5.) Bottom Line?  The United States loves to root for a winner. Look at the Olympics, where the United States falls in love with Michael Phelps every four years.  Or perhaps a better example, the US Hockey team last year.  I have never really cared about Hockey before, but I sure wanted to see the good old US of A tackle our neighbors to the north.  The ones that took the game way more seriously than us.  Why?  Because as Americans, we’re used to winning, and conversely, we hate losing.  If the men’s Soccer team had gone on an improbable run this year and won the World Cup, the game may have caught on in the States.  Most likely, it would have taken sustained success at the international level.  But without a winning team to get behind, most of the United States will just turn to the NBA draft, where even the losers become winners.

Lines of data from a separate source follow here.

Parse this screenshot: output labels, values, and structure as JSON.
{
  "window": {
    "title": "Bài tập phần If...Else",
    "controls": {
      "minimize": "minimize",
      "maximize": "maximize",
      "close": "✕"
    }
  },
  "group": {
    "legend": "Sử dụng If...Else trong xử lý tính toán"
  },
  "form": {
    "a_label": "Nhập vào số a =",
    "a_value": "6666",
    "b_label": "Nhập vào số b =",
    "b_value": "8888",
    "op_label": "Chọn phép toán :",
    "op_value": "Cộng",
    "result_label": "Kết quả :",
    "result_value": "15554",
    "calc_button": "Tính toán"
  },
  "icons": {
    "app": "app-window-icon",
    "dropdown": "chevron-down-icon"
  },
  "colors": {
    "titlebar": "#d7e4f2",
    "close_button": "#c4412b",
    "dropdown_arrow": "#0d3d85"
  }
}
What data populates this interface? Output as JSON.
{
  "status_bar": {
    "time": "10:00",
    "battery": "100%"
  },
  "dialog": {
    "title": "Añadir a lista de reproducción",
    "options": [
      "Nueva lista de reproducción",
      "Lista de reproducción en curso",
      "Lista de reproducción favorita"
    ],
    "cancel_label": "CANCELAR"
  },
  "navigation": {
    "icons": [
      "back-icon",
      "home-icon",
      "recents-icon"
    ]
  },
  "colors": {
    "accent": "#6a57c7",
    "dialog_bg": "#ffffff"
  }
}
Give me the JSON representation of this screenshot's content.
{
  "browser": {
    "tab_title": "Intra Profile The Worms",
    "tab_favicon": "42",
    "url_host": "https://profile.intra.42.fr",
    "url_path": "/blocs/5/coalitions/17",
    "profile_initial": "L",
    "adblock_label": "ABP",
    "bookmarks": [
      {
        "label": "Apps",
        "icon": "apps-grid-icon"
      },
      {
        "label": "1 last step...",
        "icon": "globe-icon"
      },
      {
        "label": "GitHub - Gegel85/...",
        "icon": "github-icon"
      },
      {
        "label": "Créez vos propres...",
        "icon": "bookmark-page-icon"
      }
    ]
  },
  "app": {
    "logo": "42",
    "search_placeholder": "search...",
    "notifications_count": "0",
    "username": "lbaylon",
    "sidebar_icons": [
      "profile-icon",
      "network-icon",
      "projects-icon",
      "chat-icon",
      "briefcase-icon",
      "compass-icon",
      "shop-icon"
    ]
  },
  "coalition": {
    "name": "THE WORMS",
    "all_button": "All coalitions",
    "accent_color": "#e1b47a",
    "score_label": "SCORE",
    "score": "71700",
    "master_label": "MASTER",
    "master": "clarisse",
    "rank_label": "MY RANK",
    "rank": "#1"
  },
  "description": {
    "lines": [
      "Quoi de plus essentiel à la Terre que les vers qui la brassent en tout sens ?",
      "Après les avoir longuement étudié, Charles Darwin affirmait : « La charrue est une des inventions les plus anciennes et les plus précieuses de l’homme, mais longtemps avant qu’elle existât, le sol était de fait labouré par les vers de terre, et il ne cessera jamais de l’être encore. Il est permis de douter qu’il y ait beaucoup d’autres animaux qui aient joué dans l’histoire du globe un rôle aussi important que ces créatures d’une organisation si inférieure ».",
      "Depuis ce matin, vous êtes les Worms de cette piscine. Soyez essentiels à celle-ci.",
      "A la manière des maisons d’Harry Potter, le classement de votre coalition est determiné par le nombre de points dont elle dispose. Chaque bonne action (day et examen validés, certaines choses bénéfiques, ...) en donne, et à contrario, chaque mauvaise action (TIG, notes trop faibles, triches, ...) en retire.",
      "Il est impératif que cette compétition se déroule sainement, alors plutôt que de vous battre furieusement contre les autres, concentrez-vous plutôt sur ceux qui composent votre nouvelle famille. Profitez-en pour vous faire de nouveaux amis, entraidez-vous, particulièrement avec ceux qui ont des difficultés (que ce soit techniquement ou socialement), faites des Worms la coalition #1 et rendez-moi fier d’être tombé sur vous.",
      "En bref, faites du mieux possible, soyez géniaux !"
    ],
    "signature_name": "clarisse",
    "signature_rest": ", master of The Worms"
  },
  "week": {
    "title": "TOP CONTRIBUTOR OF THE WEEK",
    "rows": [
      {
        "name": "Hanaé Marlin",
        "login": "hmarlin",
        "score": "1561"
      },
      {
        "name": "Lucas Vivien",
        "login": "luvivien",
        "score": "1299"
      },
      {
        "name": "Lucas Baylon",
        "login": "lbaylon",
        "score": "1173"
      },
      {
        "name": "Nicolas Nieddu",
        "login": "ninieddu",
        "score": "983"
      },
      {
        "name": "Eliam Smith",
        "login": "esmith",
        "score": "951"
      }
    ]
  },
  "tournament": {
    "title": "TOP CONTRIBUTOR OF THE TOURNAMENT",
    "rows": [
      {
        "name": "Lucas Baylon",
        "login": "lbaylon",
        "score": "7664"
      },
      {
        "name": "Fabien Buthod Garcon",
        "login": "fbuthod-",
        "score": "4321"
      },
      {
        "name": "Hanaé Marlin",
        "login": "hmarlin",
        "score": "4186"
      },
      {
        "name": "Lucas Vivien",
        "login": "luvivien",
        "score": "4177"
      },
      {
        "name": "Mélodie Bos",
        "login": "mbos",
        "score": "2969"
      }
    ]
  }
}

Listen, I loved the excitement the world cup brought just as much as the next KSR writer.  But the fact of the matter is, few of us will care until another four years from now.  The sport just isn’t built for America, and America isn’t built for the sport. There is nothing wrong with that, that’s just the way it is.  Once every four years I will wake up at 8 in the morning to go to the bar to drink and yell once or twice every two hours.  But will it ever be more than a one night stand here?  Not a chance.

Article written by Will Lentz